Dec. 1 to Dec. 16, Fri. & Sat. at 8 and Sun. at 3, at Midtown Art Center, 3414 LaBranch, corner of Holman. Door $20, seniors $15, students $10. Reservations at 832-894-1843 or at firstname.lastname@example.org.
Vivien Leigh was Blanche DuBois. Vivien Leigh was Scarlett O’Hara. Vivien Leigh was Lady Olivier. But who was she really?
Tyrrell Woolbert plays Vivien Leigh in a romantic comedy that explores her life on stage and onscreen, and charts the dynamic personal charisma that set hearts ablaze. With Jose Luiz Rivera as a devoted fan. Directed by the playwright.

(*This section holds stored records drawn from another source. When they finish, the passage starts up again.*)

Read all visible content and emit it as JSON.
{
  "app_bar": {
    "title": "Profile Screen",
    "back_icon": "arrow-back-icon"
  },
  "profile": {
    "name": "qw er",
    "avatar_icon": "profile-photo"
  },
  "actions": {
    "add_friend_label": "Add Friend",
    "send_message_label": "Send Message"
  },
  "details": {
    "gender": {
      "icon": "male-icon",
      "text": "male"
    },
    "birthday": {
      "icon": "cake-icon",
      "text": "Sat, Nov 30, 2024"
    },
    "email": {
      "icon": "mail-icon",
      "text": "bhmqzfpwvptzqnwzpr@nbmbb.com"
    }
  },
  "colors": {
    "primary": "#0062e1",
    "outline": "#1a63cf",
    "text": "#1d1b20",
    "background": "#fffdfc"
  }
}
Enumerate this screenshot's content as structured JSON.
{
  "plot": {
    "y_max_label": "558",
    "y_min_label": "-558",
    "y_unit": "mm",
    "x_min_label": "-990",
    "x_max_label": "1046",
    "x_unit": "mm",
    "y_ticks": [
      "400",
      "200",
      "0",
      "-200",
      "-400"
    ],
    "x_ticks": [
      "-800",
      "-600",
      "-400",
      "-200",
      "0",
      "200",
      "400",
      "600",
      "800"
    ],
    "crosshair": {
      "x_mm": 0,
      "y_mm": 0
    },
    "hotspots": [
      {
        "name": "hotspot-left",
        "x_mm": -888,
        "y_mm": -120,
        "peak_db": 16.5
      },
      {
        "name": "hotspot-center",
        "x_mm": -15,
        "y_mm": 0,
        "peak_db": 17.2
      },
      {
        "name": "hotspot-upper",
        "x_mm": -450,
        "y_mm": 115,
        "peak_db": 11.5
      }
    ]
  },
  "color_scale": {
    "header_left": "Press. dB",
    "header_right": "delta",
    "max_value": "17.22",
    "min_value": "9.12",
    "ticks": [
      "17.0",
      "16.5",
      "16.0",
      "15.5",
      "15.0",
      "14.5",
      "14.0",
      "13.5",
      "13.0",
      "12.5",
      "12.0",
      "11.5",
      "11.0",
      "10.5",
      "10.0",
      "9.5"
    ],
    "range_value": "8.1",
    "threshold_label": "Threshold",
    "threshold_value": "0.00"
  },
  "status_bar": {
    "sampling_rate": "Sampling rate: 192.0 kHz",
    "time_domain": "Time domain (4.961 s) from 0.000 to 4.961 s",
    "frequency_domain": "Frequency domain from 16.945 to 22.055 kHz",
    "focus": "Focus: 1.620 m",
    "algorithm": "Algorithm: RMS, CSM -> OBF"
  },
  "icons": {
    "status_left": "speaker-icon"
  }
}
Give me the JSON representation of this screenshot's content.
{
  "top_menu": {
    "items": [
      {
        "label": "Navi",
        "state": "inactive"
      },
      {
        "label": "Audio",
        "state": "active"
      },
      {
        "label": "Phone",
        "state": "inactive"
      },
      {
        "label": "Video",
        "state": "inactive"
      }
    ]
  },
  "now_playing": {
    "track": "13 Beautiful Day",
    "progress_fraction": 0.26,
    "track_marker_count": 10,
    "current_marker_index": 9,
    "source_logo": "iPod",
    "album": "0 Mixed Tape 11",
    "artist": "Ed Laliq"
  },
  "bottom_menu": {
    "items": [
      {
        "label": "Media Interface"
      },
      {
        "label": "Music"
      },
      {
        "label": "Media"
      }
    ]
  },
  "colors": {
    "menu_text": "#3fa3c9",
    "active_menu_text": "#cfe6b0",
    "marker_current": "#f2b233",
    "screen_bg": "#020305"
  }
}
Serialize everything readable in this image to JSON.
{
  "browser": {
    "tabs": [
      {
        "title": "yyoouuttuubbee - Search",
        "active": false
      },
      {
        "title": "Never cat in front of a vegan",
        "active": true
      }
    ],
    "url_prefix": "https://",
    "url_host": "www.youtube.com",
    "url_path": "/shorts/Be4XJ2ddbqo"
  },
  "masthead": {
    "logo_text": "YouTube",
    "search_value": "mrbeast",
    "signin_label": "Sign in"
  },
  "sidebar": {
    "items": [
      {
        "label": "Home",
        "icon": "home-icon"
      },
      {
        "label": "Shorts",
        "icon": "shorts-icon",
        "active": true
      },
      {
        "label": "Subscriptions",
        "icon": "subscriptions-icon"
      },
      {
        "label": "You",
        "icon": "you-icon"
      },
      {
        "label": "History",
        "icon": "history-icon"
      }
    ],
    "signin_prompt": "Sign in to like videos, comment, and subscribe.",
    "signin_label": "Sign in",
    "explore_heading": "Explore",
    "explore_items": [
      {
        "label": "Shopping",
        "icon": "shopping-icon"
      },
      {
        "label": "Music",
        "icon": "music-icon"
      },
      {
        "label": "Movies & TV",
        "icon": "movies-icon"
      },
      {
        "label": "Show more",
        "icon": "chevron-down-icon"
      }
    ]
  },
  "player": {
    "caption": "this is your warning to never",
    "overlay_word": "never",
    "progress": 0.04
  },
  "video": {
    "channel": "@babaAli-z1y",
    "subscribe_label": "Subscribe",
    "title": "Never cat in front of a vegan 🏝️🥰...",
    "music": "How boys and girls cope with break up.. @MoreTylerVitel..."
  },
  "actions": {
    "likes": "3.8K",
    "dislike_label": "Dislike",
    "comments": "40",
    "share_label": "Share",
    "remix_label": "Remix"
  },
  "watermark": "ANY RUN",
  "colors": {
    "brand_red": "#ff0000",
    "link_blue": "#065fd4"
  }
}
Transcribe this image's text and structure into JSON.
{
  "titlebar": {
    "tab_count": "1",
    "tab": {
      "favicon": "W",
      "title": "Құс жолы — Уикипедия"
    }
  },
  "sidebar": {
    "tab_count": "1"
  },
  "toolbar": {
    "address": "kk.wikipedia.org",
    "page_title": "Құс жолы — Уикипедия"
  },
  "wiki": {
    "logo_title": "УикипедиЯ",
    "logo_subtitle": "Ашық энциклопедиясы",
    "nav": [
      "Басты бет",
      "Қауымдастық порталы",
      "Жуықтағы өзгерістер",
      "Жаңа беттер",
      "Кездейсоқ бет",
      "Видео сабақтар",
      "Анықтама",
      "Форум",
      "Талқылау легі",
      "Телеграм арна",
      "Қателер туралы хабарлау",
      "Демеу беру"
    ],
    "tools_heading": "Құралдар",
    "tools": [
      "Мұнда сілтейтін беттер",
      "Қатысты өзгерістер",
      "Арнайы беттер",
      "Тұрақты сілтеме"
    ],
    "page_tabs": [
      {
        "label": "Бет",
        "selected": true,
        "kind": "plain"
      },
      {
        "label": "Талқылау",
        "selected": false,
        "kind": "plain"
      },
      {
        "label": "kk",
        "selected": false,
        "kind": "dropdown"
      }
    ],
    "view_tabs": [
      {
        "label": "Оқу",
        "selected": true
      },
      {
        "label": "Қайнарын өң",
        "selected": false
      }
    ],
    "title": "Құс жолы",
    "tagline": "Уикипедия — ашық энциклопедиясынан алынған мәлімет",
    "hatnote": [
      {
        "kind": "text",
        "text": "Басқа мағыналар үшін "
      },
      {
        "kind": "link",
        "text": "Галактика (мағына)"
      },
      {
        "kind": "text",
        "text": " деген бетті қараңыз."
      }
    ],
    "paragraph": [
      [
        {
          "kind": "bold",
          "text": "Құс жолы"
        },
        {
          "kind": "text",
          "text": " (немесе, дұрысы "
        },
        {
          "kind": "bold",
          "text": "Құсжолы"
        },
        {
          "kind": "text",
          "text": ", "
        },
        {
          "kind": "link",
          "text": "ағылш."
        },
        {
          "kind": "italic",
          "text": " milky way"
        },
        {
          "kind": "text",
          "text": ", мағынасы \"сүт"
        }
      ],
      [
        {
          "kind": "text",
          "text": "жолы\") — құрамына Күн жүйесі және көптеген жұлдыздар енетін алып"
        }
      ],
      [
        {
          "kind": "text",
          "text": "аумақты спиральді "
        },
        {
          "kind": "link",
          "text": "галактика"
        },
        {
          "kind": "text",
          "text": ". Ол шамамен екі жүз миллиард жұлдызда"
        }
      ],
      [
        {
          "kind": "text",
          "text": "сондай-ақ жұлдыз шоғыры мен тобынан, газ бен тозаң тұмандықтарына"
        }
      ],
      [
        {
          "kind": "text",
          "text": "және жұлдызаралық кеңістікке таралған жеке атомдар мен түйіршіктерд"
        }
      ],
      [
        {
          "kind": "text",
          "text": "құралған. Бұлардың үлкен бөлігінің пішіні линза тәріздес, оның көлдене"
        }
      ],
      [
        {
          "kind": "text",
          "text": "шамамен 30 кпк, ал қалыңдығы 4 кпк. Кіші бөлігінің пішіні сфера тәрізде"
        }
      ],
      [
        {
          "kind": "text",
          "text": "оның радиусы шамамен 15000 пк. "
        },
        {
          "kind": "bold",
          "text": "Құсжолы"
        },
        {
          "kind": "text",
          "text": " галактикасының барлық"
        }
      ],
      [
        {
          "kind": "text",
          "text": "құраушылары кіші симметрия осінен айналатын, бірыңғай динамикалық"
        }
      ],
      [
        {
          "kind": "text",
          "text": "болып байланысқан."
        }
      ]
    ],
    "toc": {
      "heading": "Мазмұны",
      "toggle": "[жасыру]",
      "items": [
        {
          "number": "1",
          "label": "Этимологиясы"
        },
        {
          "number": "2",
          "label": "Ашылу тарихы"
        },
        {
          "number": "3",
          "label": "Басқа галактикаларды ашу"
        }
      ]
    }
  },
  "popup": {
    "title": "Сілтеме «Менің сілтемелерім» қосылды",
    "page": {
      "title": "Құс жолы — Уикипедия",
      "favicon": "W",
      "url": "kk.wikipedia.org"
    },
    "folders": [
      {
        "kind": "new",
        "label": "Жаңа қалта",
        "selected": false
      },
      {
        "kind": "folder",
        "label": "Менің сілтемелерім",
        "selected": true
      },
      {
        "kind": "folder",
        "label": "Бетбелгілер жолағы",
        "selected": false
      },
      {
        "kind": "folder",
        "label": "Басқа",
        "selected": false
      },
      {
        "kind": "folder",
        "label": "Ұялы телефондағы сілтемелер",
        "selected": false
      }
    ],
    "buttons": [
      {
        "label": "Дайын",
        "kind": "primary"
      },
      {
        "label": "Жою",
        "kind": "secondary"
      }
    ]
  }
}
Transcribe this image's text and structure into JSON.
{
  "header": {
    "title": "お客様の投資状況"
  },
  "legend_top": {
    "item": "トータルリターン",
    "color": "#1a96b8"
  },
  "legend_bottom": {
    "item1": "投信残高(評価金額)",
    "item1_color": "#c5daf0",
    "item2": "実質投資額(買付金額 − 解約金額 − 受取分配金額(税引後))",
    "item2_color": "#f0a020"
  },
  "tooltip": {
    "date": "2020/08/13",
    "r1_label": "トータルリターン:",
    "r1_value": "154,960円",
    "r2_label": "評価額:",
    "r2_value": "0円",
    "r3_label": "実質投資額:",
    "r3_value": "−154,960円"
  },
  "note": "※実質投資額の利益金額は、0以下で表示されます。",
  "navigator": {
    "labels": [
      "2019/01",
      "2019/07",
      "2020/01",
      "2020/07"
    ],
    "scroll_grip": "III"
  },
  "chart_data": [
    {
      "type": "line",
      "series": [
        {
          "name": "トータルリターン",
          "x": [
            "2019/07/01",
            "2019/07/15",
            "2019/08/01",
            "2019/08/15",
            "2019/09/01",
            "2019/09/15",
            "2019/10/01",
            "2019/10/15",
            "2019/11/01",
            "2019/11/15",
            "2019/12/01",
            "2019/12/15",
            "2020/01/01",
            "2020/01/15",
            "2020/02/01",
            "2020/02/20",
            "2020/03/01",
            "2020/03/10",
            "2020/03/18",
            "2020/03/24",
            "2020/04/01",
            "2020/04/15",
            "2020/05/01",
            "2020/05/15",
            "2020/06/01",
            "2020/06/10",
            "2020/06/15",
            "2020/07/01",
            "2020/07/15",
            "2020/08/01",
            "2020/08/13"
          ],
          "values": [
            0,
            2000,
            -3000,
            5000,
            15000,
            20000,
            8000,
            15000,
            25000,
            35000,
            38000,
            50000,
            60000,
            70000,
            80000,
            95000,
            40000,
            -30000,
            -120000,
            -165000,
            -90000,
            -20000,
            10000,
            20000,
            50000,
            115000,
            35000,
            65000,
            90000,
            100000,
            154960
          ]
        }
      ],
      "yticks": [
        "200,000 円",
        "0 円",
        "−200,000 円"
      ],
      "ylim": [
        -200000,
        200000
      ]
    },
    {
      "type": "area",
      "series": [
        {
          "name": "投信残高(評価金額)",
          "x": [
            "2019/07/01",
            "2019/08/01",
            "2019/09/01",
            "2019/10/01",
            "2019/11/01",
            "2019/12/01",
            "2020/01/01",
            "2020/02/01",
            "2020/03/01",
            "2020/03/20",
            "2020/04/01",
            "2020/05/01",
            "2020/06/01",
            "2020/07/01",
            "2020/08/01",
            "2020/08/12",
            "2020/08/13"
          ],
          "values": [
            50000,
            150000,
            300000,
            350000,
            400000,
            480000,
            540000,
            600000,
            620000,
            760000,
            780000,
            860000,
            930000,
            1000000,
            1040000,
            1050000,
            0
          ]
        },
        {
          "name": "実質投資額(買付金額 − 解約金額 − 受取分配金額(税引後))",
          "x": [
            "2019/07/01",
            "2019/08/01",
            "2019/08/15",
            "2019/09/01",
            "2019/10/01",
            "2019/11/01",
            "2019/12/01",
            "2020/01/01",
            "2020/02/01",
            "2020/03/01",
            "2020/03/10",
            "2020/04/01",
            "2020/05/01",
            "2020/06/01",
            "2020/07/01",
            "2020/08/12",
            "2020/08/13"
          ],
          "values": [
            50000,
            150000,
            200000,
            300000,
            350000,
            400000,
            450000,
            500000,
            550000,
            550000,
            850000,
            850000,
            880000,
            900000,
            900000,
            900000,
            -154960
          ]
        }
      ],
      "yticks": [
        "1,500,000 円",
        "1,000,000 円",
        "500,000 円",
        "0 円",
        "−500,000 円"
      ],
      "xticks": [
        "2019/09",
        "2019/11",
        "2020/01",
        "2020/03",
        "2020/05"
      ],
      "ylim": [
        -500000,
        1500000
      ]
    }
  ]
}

Three themes dominated Vivien Leigh’s life, like the serpents twined around a caduceus. One serpent was her mental illness, bi-polar before the term was coined. The second was her voracious sexual appetite. These serpents coiled round the staff supporting her in her all-too-brief existence: her remarkable talent.
She starred with Marlon Brando in A Streetcar Named Desire, and won her first Oscar. She starred with Clark Gable in Gone with the Wind and won her second. She starred with Warren Beatty in The Roman Spring of Mrs. Stone when he was 23 and she was “of a certain age” but alive with passion. At 49, she starred on Broadway in the musical comedy Tovarich, and won the Tony Award as Best Actress in a Musical. She died at only 53.
Elia Kazan said “Vivien would crawl over broken glass if she thought it would help her performance.” Tennessee Williams said her Blanche was “everything he intended, and much that he had never dreamed of.” As Scarlett O’Hara, Vivien created an indelible portrait of a woman gifted with beauty and driven by needs, a survivor in the midst of calamity. Much like Vivien Leigh herself.